by Oliver Jeffers
My copy of The Great Paper Caper still hasn’t made it to what will be its spot on the shelf, because I keep rereading it. Which is probably why, when my partner went to get me a little present because I was sick, she brought home Lost and Found.
Well, that and the penguin.
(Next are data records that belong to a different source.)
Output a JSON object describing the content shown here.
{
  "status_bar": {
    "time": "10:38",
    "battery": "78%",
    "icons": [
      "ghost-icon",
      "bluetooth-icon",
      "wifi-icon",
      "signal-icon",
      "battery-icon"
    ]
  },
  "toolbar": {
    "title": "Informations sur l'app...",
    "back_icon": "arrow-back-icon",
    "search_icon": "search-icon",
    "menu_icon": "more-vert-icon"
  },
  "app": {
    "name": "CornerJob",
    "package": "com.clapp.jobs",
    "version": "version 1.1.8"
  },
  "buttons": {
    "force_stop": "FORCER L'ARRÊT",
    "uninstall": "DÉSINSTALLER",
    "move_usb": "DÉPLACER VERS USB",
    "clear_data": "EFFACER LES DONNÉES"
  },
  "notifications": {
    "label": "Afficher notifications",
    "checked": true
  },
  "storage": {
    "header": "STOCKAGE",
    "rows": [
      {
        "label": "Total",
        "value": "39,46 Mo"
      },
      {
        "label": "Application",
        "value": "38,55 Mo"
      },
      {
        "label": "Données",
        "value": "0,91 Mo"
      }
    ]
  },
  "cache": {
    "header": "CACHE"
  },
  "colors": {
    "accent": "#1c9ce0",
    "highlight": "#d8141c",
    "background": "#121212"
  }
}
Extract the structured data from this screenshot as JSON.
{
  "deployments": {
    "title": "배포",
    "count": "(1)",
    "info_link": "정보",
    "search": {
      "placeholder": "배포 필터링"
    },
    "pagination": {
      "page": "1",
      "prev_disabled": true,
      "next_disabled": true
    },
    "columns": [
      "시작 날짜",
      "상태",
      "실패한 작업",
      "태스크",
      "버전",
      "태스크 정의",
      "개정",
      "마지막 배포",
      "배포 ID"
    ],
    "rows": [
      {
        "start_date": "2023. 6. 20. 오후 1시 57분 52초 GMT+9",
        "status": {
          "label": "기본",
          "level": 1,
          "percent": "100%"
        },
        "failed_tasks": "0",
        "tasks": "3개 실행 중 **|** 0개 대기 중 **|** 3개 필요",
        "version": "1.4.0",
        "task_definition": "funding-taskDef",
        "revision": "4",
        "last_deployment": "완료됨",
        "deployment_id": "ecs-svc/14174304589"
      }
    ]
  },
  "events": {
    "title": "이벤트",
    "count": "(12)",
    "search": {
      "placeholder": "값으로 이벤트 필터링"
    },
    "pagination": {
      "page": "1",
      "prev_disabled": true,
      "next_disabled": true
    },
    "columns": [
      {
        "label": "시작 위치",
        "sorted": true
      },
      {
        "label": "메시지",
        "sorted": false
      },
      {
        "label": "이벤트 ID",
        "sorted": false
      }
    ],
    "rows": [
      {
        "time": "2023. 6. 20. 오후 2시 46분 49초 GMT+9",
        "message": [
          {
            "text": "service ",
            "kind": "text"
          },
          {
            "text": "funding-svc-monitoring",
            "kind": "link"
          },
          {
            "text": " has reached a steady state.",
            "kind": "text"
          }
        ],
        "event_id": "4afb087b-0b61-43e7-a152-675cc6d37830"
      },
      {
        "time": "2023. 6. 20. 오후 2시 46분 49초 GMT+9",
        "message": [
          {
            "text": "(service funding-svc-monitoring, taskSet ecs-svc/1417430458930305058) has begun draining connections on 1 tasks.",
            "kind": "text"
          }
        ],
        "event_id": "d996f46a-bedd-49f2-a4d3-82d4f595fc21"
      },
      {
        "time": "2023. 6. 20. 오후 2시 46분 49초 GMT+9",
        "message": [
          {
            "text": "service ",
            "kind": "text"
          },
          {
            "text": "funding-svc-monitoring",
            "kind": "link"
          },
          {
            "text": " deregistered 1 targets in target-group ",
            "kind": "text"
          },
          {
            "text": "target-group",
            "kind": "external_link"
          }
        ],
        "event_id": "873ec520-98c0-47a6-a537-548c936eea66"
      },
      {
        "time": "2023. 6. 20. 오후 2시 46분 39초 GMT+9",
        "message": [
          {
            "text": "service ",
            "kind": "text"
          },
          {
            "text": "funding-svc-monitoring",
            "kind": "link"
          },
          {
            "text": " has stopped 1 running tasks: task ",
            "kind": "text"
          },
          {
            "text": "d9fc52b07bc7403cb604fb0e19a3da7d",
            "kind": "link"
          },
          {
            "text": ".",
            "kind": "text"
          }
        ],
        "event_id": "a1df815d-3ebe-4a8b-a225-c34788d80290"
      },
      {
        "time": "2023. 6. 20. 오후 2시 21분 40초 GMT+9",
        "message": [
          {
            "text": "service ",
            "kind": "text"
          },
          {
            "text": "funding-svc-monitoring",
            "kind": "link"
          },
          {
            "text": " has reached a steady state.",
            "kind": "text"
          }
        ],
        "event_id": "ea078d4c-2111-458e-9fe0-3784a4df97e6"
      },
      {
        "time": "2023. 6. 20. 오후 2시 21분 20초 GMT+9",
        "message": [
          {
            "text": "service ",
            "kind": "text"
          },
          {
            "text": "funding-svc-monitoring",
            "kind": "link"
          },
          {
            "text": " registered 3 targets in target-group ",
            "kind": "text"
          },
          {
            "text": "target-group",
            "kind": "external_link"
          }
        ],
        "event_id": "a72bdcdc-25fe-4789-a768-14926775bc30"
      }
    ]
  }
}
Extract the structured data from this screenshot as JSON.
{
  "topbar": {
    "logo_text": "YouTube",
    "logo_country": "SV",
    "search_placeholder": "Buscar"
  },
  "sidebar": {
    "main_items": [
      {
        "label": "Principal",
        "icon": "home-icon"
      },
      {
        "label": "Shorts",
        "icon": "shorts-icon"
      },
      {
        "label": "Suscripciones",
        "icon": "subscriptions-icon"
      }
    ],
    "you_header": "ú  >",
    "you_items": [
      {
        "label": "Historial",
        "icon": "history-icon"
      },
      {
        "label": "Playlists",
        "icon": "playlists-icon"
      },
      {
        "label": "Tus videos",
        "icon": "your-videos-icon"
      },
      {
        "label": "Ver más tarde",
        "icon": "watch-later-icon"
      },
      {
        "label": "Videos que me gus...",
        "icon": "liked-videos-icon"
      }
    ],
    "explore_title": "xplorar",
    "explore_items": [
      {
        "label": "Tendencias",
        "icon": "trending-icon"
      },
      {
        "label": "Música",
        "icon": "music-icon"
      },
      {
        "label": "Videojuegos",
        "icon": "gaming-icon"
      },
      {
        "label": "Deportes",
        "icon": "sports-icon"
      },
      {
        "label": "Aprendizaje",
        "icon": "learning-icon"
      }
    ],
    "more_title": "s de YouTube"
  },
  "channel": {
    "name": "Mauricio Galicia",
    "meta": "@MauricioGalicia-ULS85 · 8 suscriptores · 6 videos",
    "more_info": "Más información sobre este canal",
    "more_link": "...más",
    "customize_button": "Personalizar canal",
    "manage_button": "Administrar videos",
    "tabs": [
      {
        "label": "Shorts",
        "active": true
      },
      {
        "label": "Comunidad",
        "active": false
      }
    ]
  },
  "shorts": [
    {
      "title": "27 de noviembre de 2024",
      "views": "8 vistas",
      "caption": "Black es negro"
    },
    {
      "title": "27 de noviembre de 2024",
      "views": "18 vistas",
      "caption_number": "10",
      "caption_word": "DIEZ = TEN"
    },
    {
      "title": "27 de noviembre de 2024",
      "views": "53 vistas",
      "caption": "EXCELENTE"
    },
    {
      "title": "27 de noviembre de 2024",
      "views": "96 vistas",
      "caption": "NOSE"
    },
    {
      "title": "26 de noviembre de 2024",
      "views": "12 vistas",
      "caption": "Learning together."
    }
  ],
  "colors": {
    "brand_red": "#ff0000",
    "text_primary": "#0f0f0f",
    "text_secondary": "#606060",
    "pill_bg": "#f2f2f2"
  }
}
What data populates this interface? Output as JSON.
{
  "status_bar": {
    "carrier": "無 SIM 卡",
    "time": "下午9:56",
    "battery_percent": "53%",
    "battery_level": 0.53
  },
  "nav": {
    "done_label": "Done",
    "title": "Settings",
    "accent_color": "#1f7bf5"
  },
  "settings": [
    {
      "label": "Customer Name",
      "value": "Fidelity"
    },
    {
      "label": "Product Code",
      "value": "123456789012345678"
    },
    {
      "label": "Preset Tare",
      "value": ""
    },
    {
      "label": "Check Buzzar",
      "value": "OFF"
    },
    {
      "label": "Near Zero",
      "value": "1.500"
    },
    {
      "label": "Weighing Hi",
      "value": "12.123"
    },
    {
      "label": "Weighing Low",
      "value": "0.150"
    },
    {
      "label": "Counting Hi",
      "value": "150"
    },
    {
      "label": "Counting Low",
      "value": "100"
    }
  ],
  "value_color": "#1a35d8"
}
And the story itself: it’s about loneliness, and connection, and undertaking arduous journeys so you can learn what is really needed, and how even if it seems obvious once you know this doesn’t bother you.
I could go on to talk about all sorts of lessons I suppose you could teach kids based on this book, but I won’t. I won’t because Jeffers isn’t the least bit preachy or smug, and I think talking about that stuff might make it seem like he is. I’ll just say as much as you want to put into the story, whether that is a little or a lot, the story will give back to you.
Also, I will admit that I love what Jeffers does with the color blue, and how he draws the boy with stick legs, and how even though his style is simple he can still make a penguin appear crushingly sad, but not so sad you can’t bear it.